"We got a lot of crap from the football players last year," says Jason Bell, a soccer sweeper who played football three years ago. On the eve of the '97 school year, in fact, the senior football players challenged the soccer team to a game at their "sissy sport," as they called it. After the soccer team won 11-3, one football player tackled a soccer player as if he were a running back. A rumble broke out, until Bell finally streaked over and kicked one of the football players in the head. "That pretty much ended the fight," Bell says.
Soccer may have won that day, and it may be winning over the kids in western New York, but it isn't triumphant with everyone. "Football is an American sport, and it brings the community together," says Ellicottville coach Tim Bergan one night at a meeting of area football coaches. "You can't believe how many people in Ellicottville are down because there's no Hinsdale game this year."
Rick DeKay, the coach at West Valley (N.Y.) High, nods in agreement. "You can't rally around a soccer team," he says.
But as soccer gains in popularity, football in western New York continues its slide. Chuck Pollock, the sports editor of the Olean (N.Y.) Times-Herald, says, "We have 31 football-playing schools in Pennsylvania and New York in our coverage area, and I'd say 75 to 80 percent of them have declining numbers [of players]."
There's a reason for this, says Mike Kane, the football coach at Olean High: "We haven't tried to make the sport easier. You still have to run and lift weights and block. Kids can play Nintendo football now, and they don't have to do those [other] things. They don't see the point."
The point, of course, is that much more than sports is at stake. If a boy would rather play football by himself on a TV screen than sweat with a team of his peers, will he ever be an active member of his community? DeCarli, Hinsdale's superintendent, asks himself questions like that all the time. "I'm looking down the road at the impact of this on the lives of young people here," he says. "I want them to be good citizens, and sports is a part of that."

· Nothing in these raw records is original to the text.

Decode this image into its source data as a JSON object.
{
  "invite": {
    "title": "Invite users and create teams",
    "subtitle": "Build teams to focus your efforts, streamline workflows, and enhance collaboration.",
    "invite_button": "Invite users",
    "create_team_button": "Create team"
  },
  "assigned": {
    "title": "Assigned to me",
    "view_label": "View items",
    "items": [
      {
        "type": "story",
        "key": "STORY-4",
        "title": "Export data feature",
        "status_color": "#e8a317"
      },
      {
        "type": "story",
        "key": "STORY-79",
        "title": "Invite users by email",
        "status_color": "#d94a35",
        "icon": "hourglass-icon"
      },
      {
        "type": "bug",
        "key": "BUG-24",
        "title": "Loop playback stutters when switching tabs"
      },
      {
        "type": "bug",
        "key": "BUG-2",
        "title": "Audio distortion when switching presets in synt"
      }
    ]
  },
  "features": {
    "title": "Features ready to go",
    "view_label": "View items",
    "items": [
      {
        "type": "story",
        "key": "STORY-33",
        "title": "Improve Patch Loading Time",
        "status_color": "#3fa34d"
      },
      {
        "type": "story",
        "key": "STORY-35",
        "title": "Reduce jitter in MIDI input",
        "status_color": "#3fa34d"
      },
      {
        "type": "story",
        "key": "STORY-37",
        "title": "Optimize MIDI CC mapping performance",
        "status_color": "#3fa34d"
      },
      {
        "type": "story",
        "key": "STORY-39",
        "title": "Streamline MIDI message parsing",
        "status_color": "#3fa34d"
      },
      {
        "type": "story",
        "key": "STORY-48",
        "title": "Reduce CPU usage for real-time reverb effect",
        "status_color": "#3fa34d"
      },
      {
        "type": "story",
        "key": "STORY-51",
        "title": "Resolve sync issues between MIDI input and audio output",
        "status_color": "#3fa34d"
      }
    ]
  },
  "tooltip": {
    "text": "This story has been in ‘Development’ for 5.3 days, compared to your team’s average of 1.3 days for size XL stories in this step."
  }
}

Lonnie Williams is the football coach at Martin Luther King Jr. High in Chicago, which is a lot like being the head rabbi at the Vatican. King, after all, is one of the country's preeminent basketball powerhouses. Every year more than 100 of the school's 550 students try out for coach Landon Cox's hoops team, which travels to tournaments all over the Midwest.

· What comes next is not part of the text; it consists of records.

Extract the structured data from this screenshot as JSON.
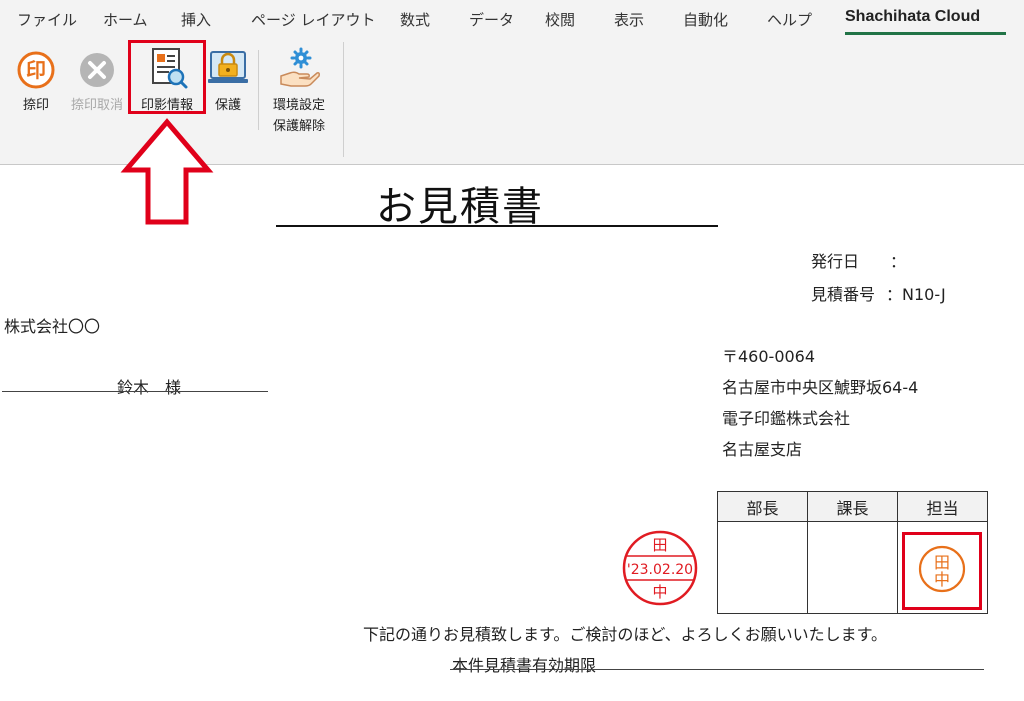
{
  "menu": {
    "tabs": [
      "ファイル",
      "ホーム",
      "挿入",
      "ページ レイアウト",
      "数式",
      "データ",
      "校閲",
      "表示",
      "自動化",
      "ヘルプ",
      "Shachihata Cloud"
    ],
    "active_tab": "Shachihata Cloud"
  },
  "ribbon": {
    "stamp_label": "捺印",
    "stamp_icon_char": "印",
    "cancel_label": "捺印取消",
    "info_label": "印影情報",
    "protect_label": "保護",
    "settings_label_line1": "環境設定",
    "settings_label_line2": "保護解除"
  },
  "document": {
    "title": "お見積書",
    "issue_date_label": "発行日",
    "issue_date_sep": "：",
    "quote_no_label": "見積番号",
    "quote_no_value": "：N10-J",
    "client_company": "株式会社〇〇",
    "client_person": "鈴木　様",
    "postal": "〒460-0064",
    "address": "名古屋市中央区鯱野坂64-4",
    "company": "電子印鑑株式会社",
    "branch": "名古屋支店",
    "approval_headers": [
      "部長",
      "課長",
      "担当"
    ],
    "date_stamp": {
      "top": "田",
      "date": "'23.02.20",
      "bottom": "中"
    },
    "personal_stamp": {
      "line1": "田",
      "line2": "中"
    },
    "message": "下記の通りお見積致します。ご検討のほど、よろしくお願いいたします。",
    "validity_label": "本件見積書有効期限"
  },
  "colors": {
    "excel_green": "#217346",
    "highlight_red": "#e0001a",
    "stamp_red": "#e01b22",
    "stamp_orange": "#e8701a"
  }
}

Williams almost canceled the varsity football season this fall. Six players showed up for the first two weeks of practice in August, and there were only seven kids out for the team five days before the first game in September. Thanks to some last-second recruiting by players and coaches, King had 15 players on the sideline for its opener. Lately the varsity has been carrying 22, but only five of them played on the team last year. "I have to teach kids football like they're six years old," says Williams, who's in his 28th year at King. "They don't even know how to put their pants on."

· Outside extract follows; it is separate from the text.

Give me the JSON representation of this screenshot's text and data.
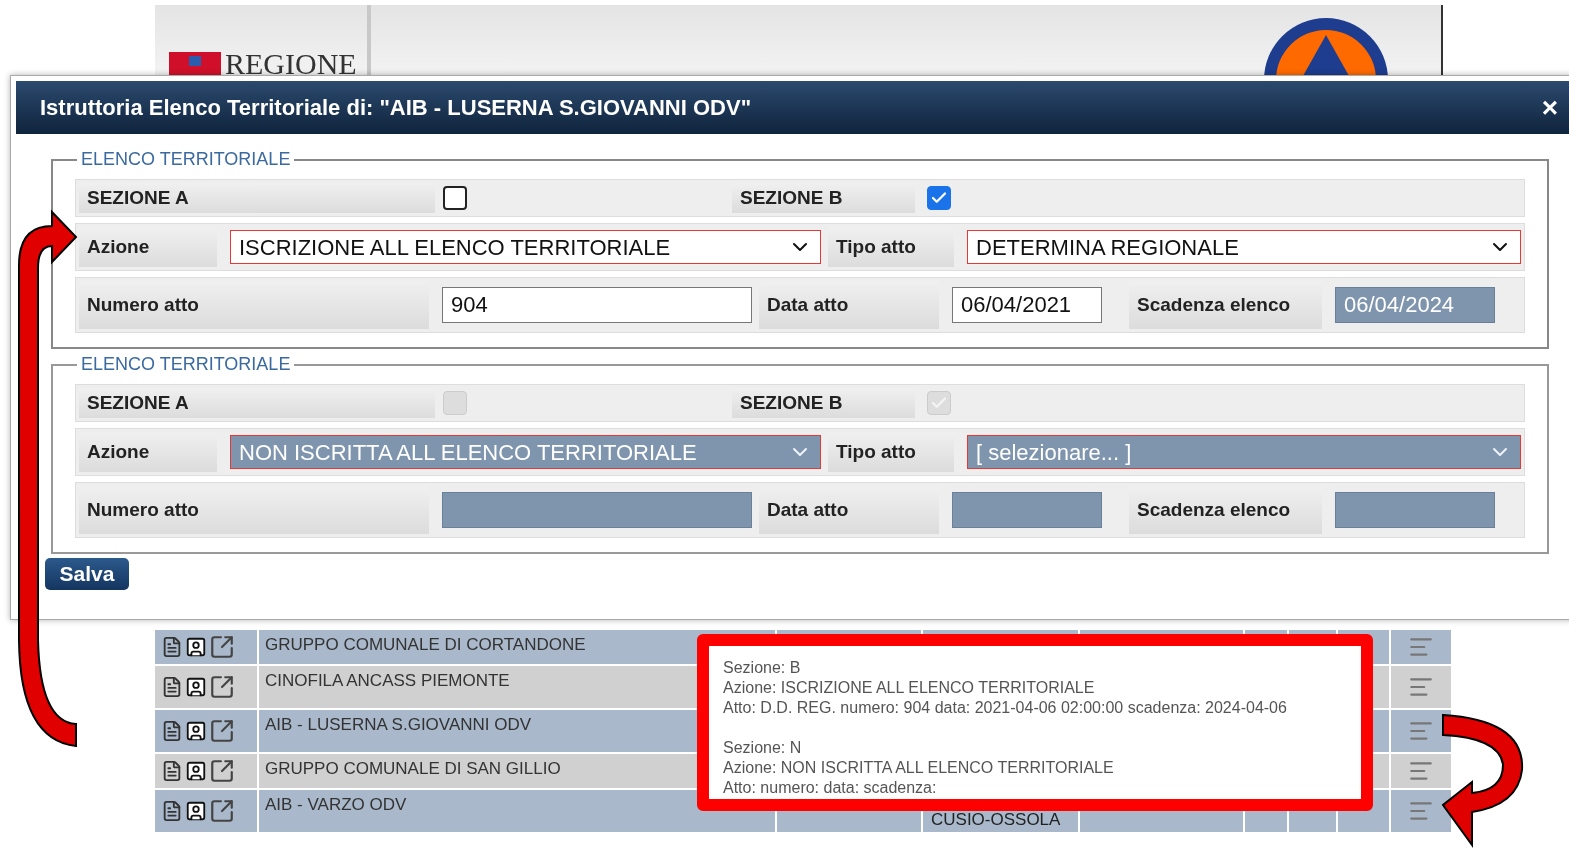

It wasn't always like this. Over the past three decades more than 300 of Williams's players have received college football scholarships, and he keeps photos of nearly all of them on a wall in his office. In 1990 and '93 King qualified for the Illinois state playoffs, although no one really noticed. The basketball team went undefeated and won the state championship those years. "We never had a numbers problem before the '90s," says Williams. "From '72 until about '93 we had 40 to 50 kids out. We actually had a shortage of equipment. Now we have the equipment, but we don't have the kids."
More and more, sports at King are a hoops-or-bust proposition. If kids don't make the basketball team, Williams says, they go directly to the streets. "It's like a disease," he says. "Everybody thinks he can be like Michael Jordan, and he can't. When kids don't make the basketball team, they just quit [sports] altogether. Two of my top players were just released by the basketball team this year. They'll be Division I football players, but I had to go way out of my way just to recruit these guys."